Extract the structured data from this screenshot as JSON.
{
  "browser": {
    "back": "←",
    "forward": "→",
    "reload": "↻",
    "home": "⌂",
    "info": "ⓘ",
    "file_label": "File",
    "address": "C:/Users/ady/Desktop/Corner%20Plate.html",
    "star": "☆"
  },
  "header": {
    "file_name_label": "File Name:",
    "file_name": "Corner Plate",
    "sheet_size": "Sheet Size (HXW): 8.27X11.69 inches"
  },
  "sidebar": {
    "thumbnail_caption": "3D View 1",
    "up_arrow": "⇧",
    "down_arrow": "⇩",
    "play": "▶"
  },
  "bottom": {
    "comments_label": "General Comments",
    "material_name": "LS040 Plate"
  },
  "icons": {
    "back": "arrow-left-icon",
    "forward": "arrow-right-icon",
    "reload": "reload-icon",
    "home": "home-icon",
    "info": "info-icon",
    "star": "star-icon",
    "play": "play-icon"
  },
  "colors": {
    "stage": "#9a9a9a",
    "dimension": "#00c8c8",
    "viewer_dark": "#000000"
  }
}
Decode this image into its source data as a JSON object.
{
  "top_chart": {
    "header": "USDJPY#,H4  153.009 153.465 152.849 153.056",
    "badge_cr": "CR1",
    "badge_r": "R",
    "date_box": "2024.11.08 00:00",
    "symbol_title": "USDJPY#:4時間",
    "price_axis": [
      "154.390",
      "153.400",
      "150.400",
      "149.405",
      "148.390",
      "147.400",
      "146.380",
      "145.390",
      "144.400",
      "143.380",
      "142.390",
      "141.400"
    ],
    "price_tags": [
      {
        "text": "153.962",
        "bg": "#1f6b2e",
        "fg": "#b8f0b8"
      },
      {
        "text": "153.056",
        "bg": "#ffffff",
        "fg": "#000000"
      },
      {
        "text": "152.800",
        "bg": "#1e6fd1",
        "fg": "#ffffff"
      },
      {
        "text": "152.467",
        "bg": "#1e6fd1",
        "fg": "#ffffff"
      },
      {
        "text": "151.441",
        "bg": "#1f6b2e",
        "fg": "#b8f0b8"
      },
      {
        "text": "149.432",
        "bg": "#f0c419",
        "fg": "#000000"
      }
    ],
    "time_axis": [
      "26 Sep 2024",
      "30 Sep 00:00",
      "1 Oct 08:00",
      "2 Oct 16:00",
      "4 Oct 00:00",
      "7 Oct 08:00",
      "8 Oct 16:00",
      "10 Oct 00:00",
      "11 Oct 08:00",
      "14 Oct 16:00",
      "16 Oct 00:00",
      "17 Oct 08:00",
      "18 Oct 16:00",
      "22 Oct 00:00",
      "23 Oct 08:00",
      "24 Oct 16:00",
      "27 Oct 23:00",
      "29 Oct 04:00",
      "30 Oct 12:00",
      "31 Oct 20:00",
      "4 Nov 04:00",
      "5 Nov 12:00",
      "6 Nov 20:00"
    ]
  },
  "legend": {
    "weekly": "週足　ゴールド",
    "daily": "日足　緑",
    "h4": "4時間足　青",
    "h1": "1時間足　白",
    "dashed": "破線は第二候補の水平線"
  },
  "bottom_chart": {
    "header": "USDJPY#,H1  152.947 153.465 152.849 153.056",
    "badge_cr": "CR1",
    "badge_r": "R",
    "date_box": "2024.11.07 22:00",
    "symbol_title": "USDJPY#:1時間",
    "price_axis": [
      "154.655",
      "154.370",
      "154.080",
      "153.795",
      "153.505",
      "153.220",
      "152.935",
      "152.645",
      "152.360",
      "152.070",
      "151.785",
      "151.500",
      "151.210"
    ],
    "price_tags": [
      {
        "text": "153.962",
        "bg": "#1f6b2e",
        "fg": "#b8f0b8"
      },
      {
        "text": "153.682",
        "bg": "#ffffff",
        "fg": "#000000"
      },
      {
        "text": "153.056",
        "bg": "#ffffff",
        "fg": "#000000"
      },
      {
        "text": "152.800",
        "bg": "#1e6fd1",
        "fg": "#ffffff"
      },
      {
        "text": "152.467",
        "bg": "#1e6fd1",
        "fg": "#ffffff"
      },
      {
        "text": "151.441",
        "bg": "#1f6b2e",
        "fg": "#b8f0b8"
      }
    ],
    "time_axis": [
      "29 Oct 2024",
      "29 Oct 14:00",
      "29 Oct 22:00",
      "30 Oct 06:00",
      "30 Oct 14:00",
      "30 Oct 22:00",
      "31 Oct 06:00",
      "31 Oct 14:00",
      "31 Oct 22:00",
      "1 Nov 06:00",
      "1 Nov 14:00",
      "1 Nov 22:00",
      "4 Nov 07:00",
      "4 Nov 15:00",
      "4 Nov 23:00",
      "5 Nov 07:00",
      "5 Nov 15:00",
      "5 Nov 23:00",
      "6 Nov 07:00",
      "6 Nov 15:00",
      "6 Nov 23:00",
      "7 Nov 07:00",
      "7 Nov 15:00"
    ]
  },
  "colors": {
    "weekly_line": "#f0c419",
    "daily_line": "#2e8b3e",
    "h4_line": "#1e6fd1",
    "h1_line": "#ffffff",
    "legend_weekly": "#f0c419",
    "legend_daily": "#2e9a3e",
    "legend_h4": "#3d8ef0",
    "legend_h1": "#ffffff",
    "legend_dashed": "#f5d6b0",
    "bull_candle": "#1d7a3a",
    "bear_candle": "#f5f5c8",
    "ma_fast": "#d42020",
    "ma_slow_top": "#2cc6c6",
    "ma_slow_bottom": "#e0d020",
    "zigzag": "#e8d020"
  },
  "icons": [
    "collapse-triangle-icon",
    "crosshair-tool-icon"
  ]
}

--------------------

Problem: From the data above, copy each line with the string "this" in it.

Answer space:
Extract the structured data from this screenshot as JSON.
Decode this image into its source data as a JSON object.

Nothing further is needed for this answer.